The isolation of lockdown, coupled with a brief to investigate the self, has produced an exotic harvest.
15th July – 28th July (online)
28th July – 15th September (gallery)
Joanna Bird Gallery, London
AT LOCKDOWN, CERAMICS SPECIALIST and gallerist Joanna Bird rose to the exigencies of the moment by offering a group of artists an open brief. They were invited to make (or select) any kind of artwork they wanted, in any medium, which they felt best expressed themselves: a self-portrait as an object. The result is this summer exhibition, Autoritratto. Polonius’s apparently simple injunction to his son Laertes in Shakespeare’s Hamlet, “This above all: to thine own self be true”, is the show’s motto, engraved on a square mirror in a hand-gilded frame, by Charmian Mocatta. A phrase that builds in ambiguity the more you stare down your own inscrutable reflection, it has stimulated in this particular year, when we have all been thrown back upon ourselves, a startling variety of moving and expressive objects.
Each of the artists has responded in a way that reaches deeply into his or her own practice and temperament. So, the distinguished photographer of architecture and still life, Hélène Binet, offers a series of elusive, atmospheric hand-printed black and white silver gelatine prints, made in her home, including this image from her kitchen, celebrating the miracle of light which makes photography – as well as organic life – possible.
There are accomplished functional ceramics, expressions of a lifetime’s expertise and the subtle communion between individual hand and soul with clay, wheel and glaze, by Richard Batterham, Clive Bowen and William Plumptre. A series of craggy tea bowls allow Akiko Hirai to reflect upon her own Japanese identity, while an impressive sculptural large-scale pot from 2013 by Nicholas Rena, a memory protected by its transformation into a three-dimensional vessel, is called ‘Green Remembrance’. Pippin Drysdale and Annie Turner meanwhile use clay to explore intently their attachment to certain beloved landscapes, whether Australia’s desert or Suffolk’s tidelines.
In glass, Geoffrey Mann has created a series of vessels contorted, through 3D printing, in response to the digital translation of the sound waves of a cinematic conversation – a portrait of what we sometimes miss in life, through our bewitchment by the perfect surface. Tanja Pak too pursues the intangible in her poetic glass objects, ‘Opaline Breaths’, her own glassblower’s breath immortalised, rendered strange.

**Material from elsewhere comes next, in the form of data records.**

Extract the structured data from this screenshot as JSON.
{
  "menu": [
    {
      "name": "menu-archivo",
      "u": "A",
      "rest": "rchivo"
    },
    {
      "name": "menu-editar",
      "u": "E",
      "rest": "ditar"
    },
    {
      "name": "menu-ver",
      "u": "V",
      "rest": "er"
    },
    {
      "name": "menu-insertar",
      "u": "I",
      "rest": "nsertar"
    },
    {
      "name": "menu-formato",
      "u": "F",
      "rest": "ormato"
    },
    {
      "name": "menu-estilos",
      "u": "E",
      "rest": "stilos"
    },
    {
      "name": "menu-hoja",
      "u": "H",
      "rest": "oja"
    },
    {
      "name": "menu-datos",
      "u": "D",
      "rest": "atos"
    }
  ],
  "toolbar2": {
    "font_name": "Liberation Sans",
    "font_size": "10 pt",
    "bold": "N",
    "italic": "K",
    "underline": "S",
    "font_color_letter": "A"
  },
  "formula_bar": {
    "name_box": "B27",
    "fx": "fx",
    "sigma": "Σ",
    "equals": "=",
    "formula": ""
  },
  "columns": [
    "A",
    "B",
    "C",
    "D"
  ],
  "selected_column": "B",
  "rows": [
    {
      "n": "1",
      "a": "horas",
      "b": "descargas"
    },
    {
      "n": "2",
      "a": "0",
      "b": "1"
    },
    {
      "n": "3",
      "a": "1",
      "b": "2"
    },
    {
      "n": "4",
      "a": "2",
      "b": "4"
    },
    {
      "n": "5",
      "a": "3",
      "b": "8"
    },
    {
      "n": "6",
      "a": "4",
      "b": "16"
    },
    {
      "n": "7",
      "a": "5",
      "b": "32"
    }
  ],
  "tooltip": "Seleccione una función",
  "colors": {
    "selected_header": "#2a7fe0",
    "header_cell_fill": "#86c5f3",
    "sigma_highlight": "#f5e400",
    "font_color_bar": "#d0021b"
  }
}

Gregory Warren Wilson works in installations, staging clusters of found objects around which he weaves elaborate tales of transient connection. Bouke de Vries also starts with broken ceramics – in this case, Delftware from his native Holland – which he rebuilds and transforms into ironic expressions of his own. As Glenn Adamson’s comments in his thoughtful catalogue essay for the show, “he treats history not as a canon but a quarry, riffing on its remnants and allowing new interpretations to bloom.”
The show runs the whole gamut of materials, including Tracey Rowledge’s installation of drawing, ‘Each Day is Different’ (an assertion of survival in the face of lockdown’s eradication of difference), as well as the characterful three-dimensional linen textiles, by Susie Thomsom, titled ‘The Interval between Schumann and Fauré’. Thomson says of them: “The work feels comfortable in the palms of my hands. The touch, the volume and the movement are like inconsequential memories, mostly forgotten – but not quite.” You would be hard put to explain them, but that is the point. These are all individually-wrought objects, where personal identity has surfaced inexorably, through materials and a process perfected over many years, into three-dimensional form.
In consideration of the times, this summer show will initially be presented online, but visitors will be welcomed from 28th July. So, start by feasting your eyes – in weeks you can hold them in your hands.